Integration isn’t just another fancy term that marketers make up to sound smart. (Well, maybe a little!) It actually holds a clue about how we, as both fundraisers and marketers, should develop our outbound and inbound strategies.
Integration means the use of multiple online and offline marketing channels for the purpose of distributing a single message and/or call to action to a predefined target audience.
Using multiple channels to disseminate a strong, single-minded message has never been more important for marketing success. And that’s not easy. The day-to-day challenges faced by agencies and their clients are many, but overcoming them often brings fruitful long-term results!
What are the challenges of integration today?
All charities, nonprofits and for-profits are flawed. As beautiful as their cause or product may be, they are also blessed with their own set of idiosyncrasies and internal politics. One of the most detrimental things working against integration is the siloing of internal departments, responsibilities and goals. If your marketing, development, IT and other teams cannot work collaboratively toward the same goals and objectives, then integration and results will ultimately suffer. Your entire team must talk the same talk and walk the same walk.
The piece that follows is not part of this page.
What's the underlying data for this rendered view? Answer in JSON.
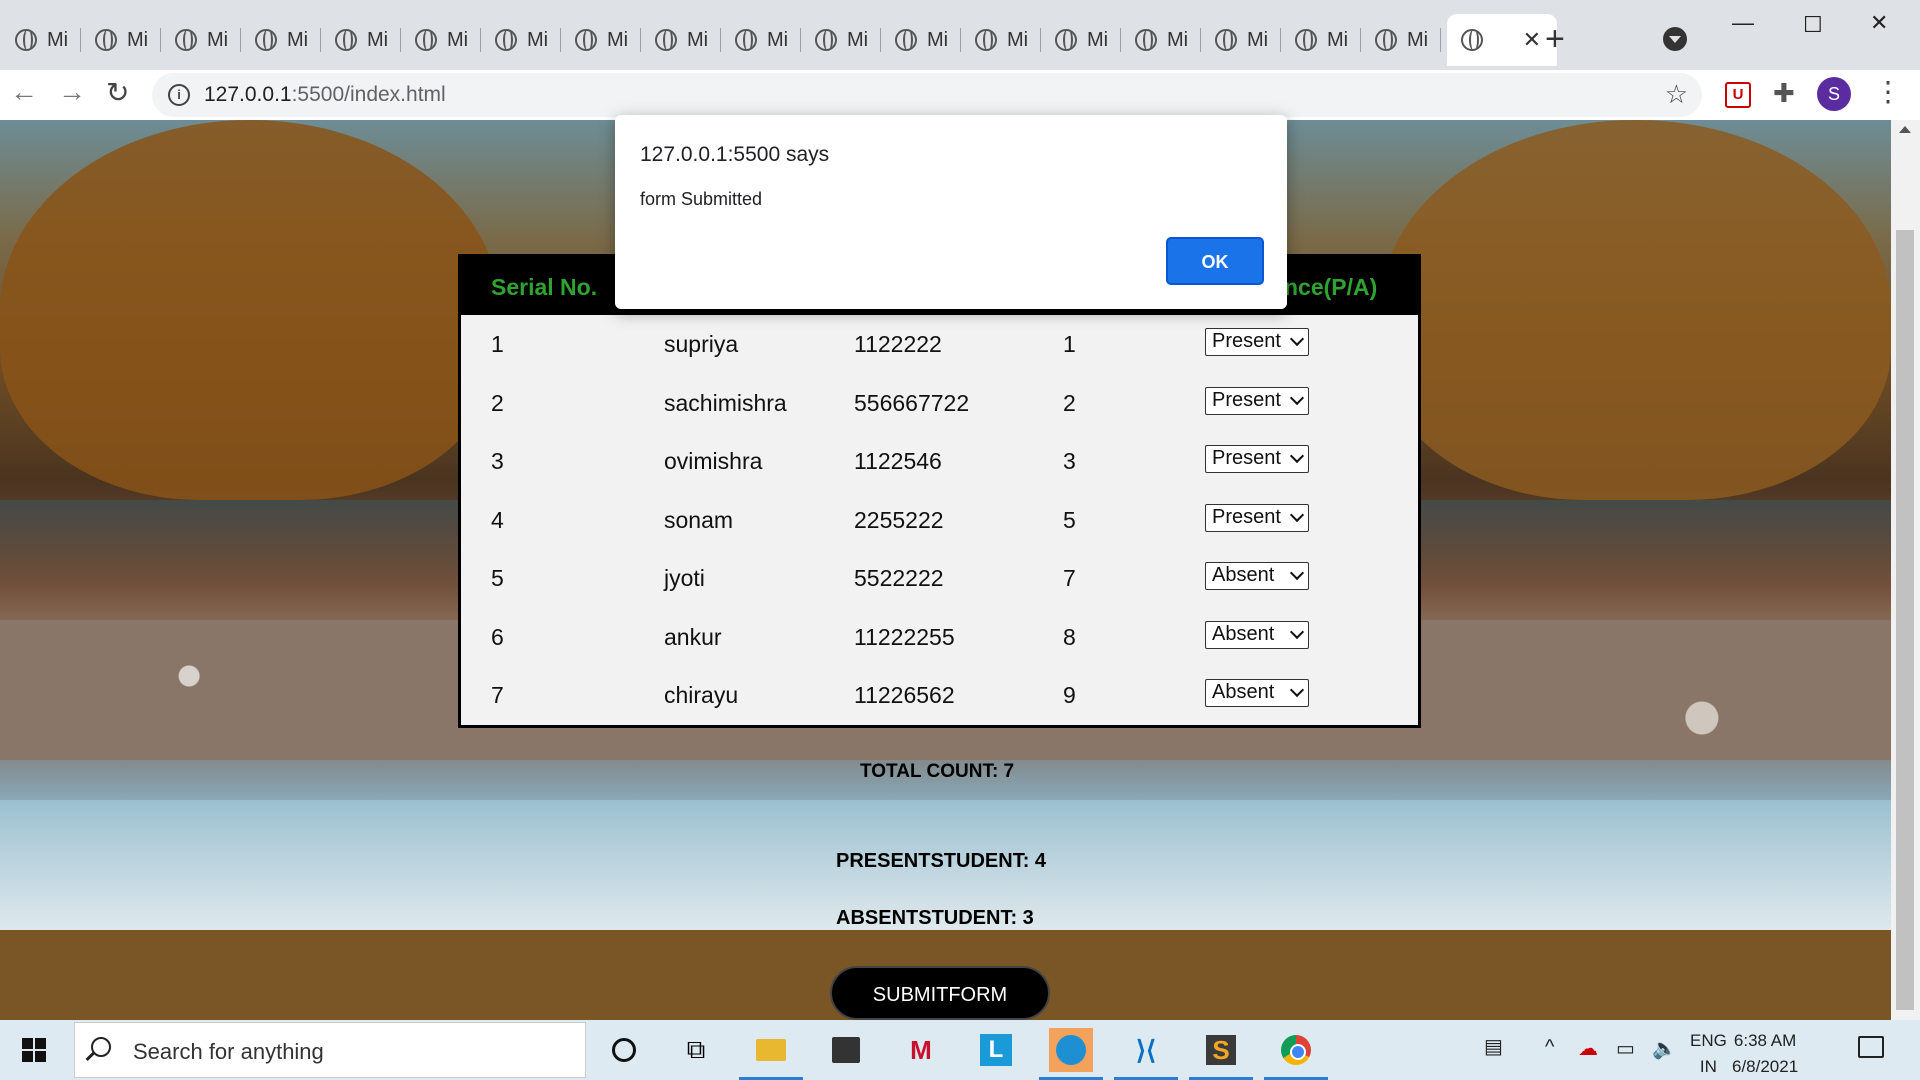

The crux of integration is the use of many channels for a singular purpose. Take your website plus advertising plus direct mail plus out-of-home, wrap it all together in one pretty package and you have integration! How do we control this integration monster? Managing all these parts can be especially complex with limited resources, which is why planning and strategy up front are particularly important. Your plan is the glue holding these parts together.
One voice, multiple audiences, many channels
Whether you realize it or not, you’re probably already using some form of integration at your charity or nonprofit. You have multiple segments in your target audience. Check. You take advantage of talking to those audiences via different channels. Check. Ensuring that you’re using the same voice, let alone sending a consistent message, is a task all your teams must tackle together. From your Twitter account to your latest direct mail appeal, your donors or prospects must always feel like they’re hearing the same voice.
Executive and board buy-in
It’s never been ‘out-of-the-box easy’ to convince your donors to give you money. Fundraising is hard. Consequently, it’s sometimes difficult to get your directors, executives and board to buy in on how you should convince your donors to give. If integration sounds expensive, it’s because it often is. If you don’t have the correct infrastructure, siloing can rear its ugly head. If you don’t align organizational goals and efforts, you won’t be able to effectively manage all the moving parts. If you don’t have consistent creative, branding and messaging, you’ll render your audience confused and alienated.
All of this adds up to one of the toughest hurdles integration faces: buy-in from the top down and everywhere in between. Integration is a proven marketing approach that has to be supported financially and with teamwork and open communication.
All this is to say that fear of change may end up being your biggest challenge yet. Approach integration with a smile and a handshake. And then follow that with a plan. Integration should never be about wishing, but doing.
Simren Deogun is Digital Account Manager at Stephen Thomas (ST), a Toronto-based marketing, communications and fundraising agency exclusively serving nonprofits. She is responsible for devising marketing strategies and managing the digital team's accounts and projects. Before joining ST, she honed her skills in project management, direct and integrated marketing in the technology sector.
At ST, her clients include the Canadian Cancer Society, Ontario and BC divisions, the Canadian Diabetes Association, Kids Help Phone, The Hospital for Sick Children, Surf Life Saving (Australia), and Médecins Sans Frontières.